(Element data from apps and pages)
--*--
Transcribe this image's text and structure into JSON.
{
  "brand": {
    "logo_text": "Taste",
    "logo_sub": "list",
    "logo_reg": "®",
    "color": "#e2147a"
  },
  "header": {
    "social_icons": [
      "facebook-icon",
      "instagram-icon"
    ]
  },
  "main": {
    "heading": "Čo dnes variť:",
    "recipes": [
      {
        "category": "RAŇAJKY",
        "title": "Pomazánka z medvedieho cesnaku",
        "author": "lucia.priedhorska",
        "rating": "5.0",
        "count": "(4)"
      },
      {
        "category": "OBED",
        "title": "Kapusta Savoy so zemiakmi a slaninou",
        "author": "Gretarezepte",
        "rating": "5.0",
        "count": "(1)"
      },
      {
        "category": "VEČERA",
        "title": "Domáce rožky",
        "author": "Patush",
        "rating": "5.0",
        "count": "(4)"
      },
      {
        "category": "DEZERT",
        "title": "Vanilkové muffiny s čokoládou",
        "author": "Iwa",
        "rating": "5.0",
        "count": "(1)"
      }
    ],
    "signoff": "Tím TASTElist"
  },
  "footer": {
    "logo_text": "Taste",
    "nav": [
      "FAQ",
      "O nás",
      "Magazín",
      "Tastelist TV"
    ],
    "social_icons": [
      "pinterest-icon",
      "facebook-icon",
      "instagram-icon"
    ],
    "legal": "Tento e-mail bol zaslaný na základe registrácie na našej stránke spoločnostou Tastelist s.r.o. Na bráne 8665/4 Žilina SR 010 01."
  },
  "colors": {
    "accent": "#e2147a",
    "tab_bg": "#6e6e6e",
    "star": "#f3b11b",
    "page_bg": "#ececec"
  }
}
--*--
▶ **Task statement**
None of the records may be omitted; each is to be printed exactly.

▶ **Task response**
Transcribe this image's text and structure into JSON.
{
  "brand": {
    "logo_text": "Taste",
    "logo_sub": "list",
    "logo_reg": "®",
    "color": "#e2147a"
  },
  "header": {
    "social_icons": [
      "facebook-icon",
      "instagram-icon"
    ]
  },
  "main": {
    "heading": "Čo dnes variť:",
    "recipes": [
      {
        "category": "RAŇAJKY",
        "title": "Pomazánka z medvedieho cesnaku",
        "author": "lucia.priedhorska",
        "rating": "5.0",
        "count": "(4)"
      },
      {
        "category": "OBED",
        "title": "Kapusta Savoy so zemiakmi a slaninou",
        "author": "Gretarezepte",
        "rating": "5.0",
        "count": "(1)"
      },
      {
        "category": "VEČERA",
        "title": "Domáce rožky",
        "author": "Patush",
        "rating": "5.0",
        "count": "(4)"
      },
      {
        "category": "DEZERT",
        "title": "Vanilkové muffiny s čokoládou",
        "author": "Iwa",
        "rating": "5.0",
        "count": "(1)"
      }
    ],
    "signoff": "Tím TASTElist"
  },
  "footer": {
    "logo_text": "Taste",
    "nav": [
      "FAQ",
      "O nás",
      "Magazín",
      "Tastelist TV"
    ],
    "social_icons": [
      "pinterest-icon",
      "facebook-icon",
      "instagram-icon"
    ],
    "legal": "Tento e-mail bol zaslaný na základe registrácie na našej stránke spoločnostou Tastelist s.r.o. Na bráne 8665/4 Žilina SR 010 01."
  },
  "colors": {
    "accent": "#e2147a",
    "tab_bg": "#6e6e6e",
    "star": "#f3b11b",
    "page_bg": "#ececec"
  }
}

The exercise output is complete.